Dr. Richard Twiss was a member of the Sicangu Lakota Oyate from the Rosebud Sioux Reservation in South Dakota. He and his wife Katherine raised four sons in Vancouver, Washington. They co-founded Wiconi International, which he an served as president until his death. Dr. Twiss was first a husband, father and grandfather. As an educator, university professor, author and respected community leader, he was actively engaged in local community-building efforts in the Native American community in the Vancouver, Washington, D.C., and Portland, Oregon metropolitan areas. Additionally, he served on several national boards, spoke nationally and internationally, and founded an innovative internship program for young leaders, The Salmon Nation.
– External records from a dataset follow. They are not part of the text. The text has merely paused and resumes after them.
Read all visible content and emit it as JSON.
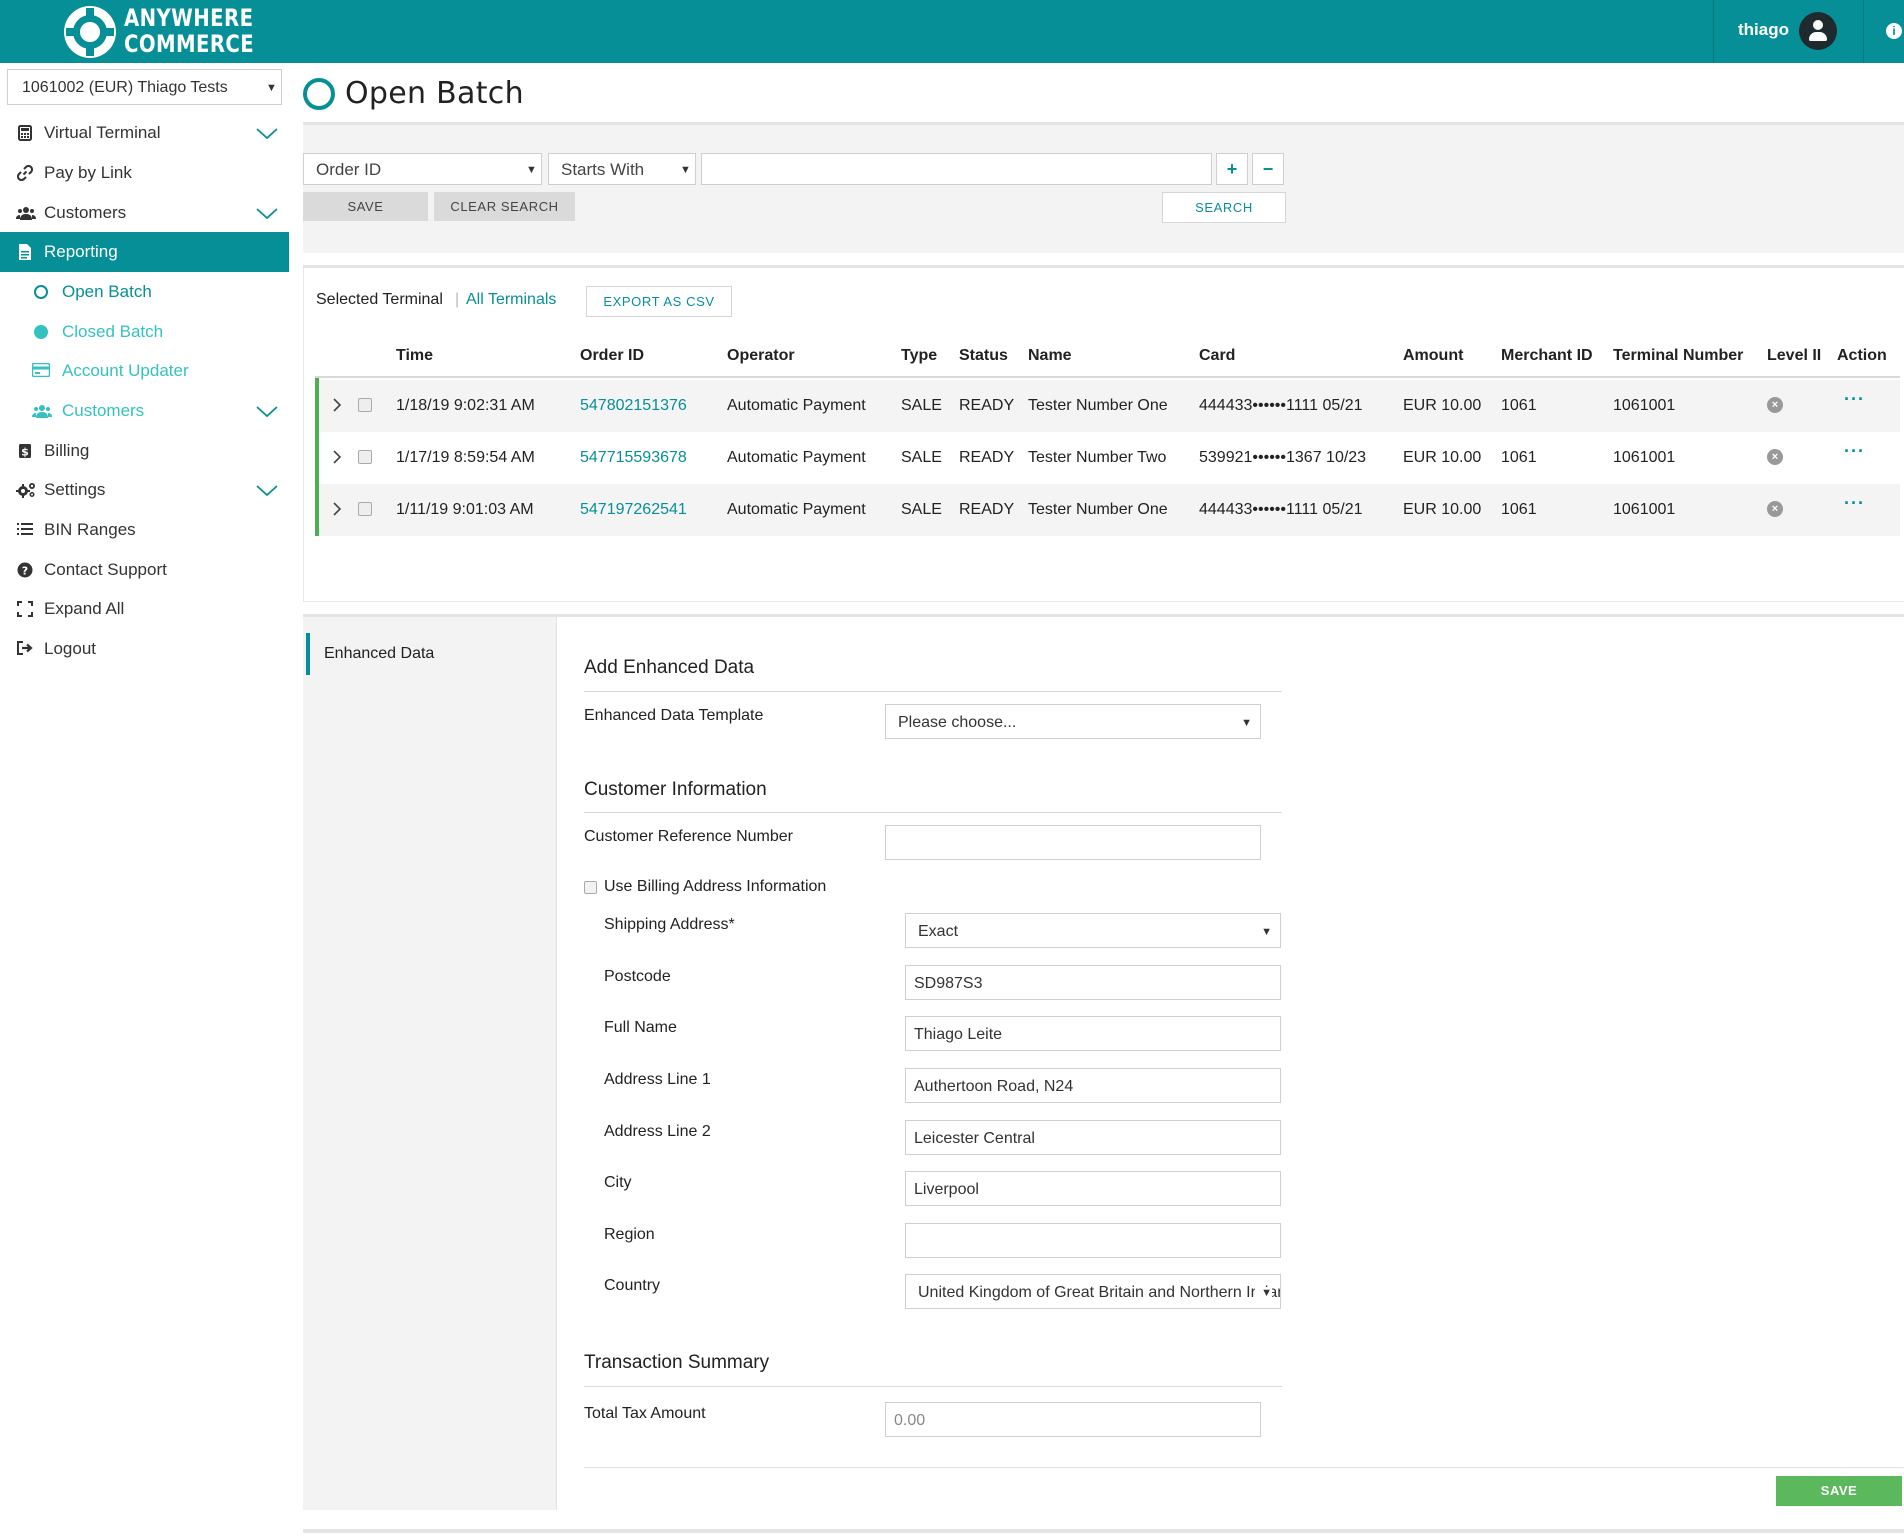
{
  "app": {
    "brand_line1": "ANYWHERE",
    "brand_line2": "COMMERCE",
    "user": "thiago",
    "colors": {
      "primary": "#078f97",
      "accent_light": "#36c1c1",
      "success": "#5bb85d"
    }
  },
  "sidebar": {
    "terminal": "1061002 (EUR) Thiago Tests",
    "items": [
      {
        "label": "Virtual Terminal",
        "icon": "calculator-icon"
      },
      {
        "label": "Pay by Link",
        "icon": "link-icon"
      },
      {
        "label": "Customers",
        "icon": "users-icon"
      },
      {
        "label": "Reporting",
        "icon": "document-icon"
      },
      {
        "label": "Open Batch",
        "icon": "circle-outline-icon"
      },
      {
        "label": "Closed Batch",
        "icon": "circle-filled-icon"
      },
      {
        "label": "Account Updater",
        "icon": "card-icon"
      },
      {
        "label": "Customers",
        "icon": "users-icon"
      },
      {
        "label": "Billing",
        "icon": "dollar-icon"
      },
      {
        "label": "Settings",
        "icon": "gears-icon"
      },
      {
        "label": "BIN Ranges",
        "icon": "list-icon"
      },
      {
        "label": "Contact Support",
        "icon": "question-icon"
      },
      {
        "label": "Expand All",
        "icon": "expand-icon"
      },
      {
        "label": "Logout",
        "icon": "logout-icon"
      }
    ]
  },
  "main": {
    "title": "Open Batch",
    "search": {
      "field": "Order ID",
      "operator": "Starts With",
      "value": "",
      "add": "+",
      "remove": "−",
      "save": "SAVE",
      "clear": "CLEAR SEARCH",
      "search": "SEARCH"
    },
    "filter": {
      "selected": "Selected Terminal",
      "separator": "|",
      "all": "All Terminals",
      "export": "EXPORT AS CSV"
    },
    "table": {
      "headers": [
        "Time",
        "Order ID",
        "Operator",
        "Type",
        "Status",
        "Name",
        "Card",
        "Amount",
        "Merchant ID",
        "Terminal Number",
        "Level II",
        "Action"
      ],
      "rows": [
        {
          "time": "1/18/19 9:02:31 AM",
          "order_id": "547802151376",
          "operator": "Automatic Payment",
          "type": "SALE",
          "status": "READY",
          "name": "Tester Number One",
          "card": "444433••••••1111 05/21",
          "amount": "EUR 10.00",
          "merchant_id": "1061",
          "terminal": "1061001"
        },
        {
          "time": "1/17/19 8:59:54 AM",
          "order_id": "547715593678",
          "operator": "Automatic Payment",
          "type": "SALE",
          "status": "READY",
          "name": "Tester Number Two",
          "card": "539921••••••1367 10/23",
          "amount": "EUR 10.00",
          "merchant_id": "1061",
          "terminal": "1061001"
        },
        {
          "time": "1/11/19 9:01:03 AM",
          "order_id": "547197262541",
          "operator": "Automatic Payment",
          "type": "SALE",
          "status": "READY",
          "name": "Tester Number One",
          "card": "444433••••••1111 05/21",
          "amount": "EUR 10.00",
          "merchant_id": "1061",
          "terminal": "1061001"
        }
      ]
    }
  },
  "enhanced": {
    "tab": "Enhanced Data",
    "add_title": "Add Enhanced Data",
    "template_label": "Enhanced Data Template",
    "template_value": "Please choose...",
    "customer_title": "Customer Information",
    "ref_label": "Customer Reference Number",
    "ref_value": "",
    "billing_label": "Use Billing Address Information",
    "shipping_label": "Shipping Address*",
    "shipping_value": "Exact",
    "postcode_label": "Postcode",
    "postcode_value": "SD987S3",
    "fullname_label": "Full Name",
    "fullname_value": "Thiago Leite",
    "addr1_label": "Address Line 1",
    "addr1_value": "Authertoon Road, N24",
    "addr2_label": "Address Line 2",
    "addr2_value": "Leicester Central",
    "city_label": "City",
    "city_value": "Liverpool",
    "region_label": "Region",
    "region_value": "",
    "country_label": "Country",
    "country_value": "United Kingdom of Great Britain and Northern Ireland",
    "summary_title": "Transaction Summary",
    "tax_label": "Total Tax Amount",
    "tax_value": "0.00",
    "save": "SAVE"
  }
}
He passed away on February 9, 2013.
Vince Bantu is a graduate student in Semitic and Egyptian languages at The Catholic University of America. He lives with his wife, Diana, and their daughters, Taina and Naniki, in Washington, D.C. where Vince and Diana pastor DC Shalom Church. Vince received his Th.M. from Princeton Theological Seminary in Church History and an M.Div. from Gordon-Conwell Theological Seminary. He has served in urban, multi-ethnic pastoral ministry in Newark, New Jersey through World Impact, and at Cambridge Community Fellowship Church in Massachusetts. His primary interests include racial reconciliation, non-Western Christianity, and theological education in under-resourced communities.
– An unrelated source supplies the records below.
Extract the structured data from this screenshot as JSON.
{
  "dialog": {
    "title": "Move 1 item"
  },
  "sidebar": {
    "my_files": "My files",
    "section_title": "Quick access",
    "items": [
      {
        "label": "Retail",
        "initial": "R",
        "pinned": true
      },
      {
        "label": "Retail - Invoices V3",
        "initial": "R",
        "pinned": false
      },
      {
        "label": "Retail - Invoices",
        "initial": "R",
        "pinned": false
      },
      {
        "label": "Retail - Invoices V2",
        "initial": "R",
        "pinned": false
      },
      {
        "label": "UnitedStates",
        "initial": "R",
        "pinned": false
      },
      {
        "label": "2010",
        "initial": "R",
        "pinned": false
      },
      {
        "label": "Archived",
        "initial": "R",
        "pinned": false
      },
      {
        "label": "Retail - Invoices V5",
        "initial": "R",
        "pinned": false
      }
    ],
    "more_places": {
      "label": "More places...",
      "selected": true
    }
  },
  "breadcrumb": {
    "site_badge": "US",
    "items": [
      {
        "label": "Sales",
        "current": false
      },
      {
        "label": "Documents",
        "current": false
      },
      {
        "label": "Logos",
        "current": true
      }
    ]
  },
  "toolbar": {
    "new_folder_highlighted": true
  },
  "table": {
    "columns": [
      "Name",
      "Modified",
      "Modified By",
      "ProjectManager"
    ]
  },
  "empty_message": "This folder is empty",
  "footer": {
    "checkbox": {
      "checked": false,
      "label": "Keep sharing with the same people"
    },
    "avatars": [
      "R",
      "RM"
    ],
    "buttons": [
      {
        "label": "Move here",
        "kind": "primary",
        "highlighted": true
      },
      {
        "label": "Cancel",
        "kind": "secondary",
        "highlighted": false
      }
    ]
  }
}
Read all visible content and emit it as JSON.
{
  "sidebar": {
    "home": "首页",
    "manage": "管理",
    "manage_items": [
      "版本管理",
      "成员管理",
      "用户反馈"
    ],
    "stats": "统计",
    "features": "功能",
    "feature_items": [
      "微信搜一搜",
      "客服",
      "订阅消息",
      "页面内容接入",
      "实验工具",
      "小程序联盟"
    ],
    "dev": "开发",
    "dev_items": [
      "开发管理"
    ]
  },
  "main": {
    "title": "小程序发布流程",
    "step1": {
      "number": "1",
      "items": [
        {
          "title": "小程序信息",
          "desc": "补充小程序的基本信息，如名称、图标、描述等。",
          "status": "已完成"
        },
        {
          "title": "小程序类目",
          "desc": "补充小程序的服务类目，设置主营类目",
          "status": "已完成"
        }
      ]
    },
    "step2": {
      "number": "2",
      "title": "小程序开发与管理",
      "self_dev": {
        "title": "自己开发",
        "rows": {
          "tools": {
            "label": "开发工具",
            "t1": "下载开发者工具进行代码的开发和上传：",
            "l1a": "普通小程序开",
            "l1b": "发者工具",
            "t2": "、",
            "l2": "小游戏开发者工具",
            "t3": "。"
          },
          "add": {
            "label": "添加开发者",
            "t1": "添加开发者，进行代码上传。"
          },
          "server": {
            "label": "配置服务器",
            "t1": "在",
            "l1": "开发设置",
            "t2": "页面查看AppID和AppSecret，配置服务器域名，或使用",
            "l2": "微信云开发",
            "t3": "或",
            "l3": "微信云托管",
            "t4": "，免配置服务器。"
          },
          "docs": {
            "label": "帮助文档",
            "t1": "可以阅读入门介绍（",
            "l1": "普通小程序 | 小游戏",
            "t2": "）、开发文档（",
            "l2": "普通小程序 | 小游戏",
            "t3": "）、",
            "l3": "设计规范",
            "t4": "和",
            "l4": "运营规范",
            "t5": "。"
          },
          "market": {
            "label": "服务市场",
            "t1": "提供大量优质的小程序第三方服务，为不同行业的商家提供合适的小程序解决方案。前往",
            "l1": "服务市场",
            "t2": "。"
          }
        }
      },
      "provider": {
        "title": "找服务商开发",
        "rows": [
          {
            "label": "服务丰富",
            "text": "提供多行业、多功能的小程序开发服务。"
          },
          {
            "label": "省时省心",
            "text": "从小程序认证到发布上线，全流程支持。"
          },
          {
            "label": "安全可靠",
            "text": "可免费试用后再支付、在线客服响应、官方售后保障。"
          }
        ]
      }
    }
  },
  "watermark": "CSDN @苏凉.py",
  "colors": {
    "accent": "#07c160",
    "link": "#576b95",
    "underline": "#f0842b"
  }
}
Rev. Dr. Soong-Chan Rah is Milton B. Engebretson Associate Professor of Church Growth and Evangelism at North Park Theological Seminary in Chicago, and the author of The Next Evangelicalism: Freeing the Church from Western Cultural Captivity (IVP Books, 2009) and Many Colors: Cultural Intelligence for a Changing Church (Moody, 2010); he co-edited Honoring the Generations: Learning with Asian North American Congregations (Judson, 2012). He received his B.A. in political science and history/sociology from Columbia University; his M.Div. from Gordon-Conwell Theological Seminary; his Th.M. from Harvard University; and his D.Min. from Gordon-Conwell Theological Seminary. He is currently pursuing a doctorate in theology at Duke University.
Dr. Rah serves on the boards of World Vision, Sojourners, the Christian Community Development Association (CCDA), Evangelicals 4 Justice and the Catalyst Leadership Center. He was the founding senior pastor of the Cambridge Community Fellowship Church (CCFC), a multi-ethnic, urban ministry-focused church in Cambridge, Massachusetts, committed to living out the values of racial reconciliation and social justice in the urban context. He lives in Chicago with his wife Sue, a special education teacher, and their two children, Annah and Elijah.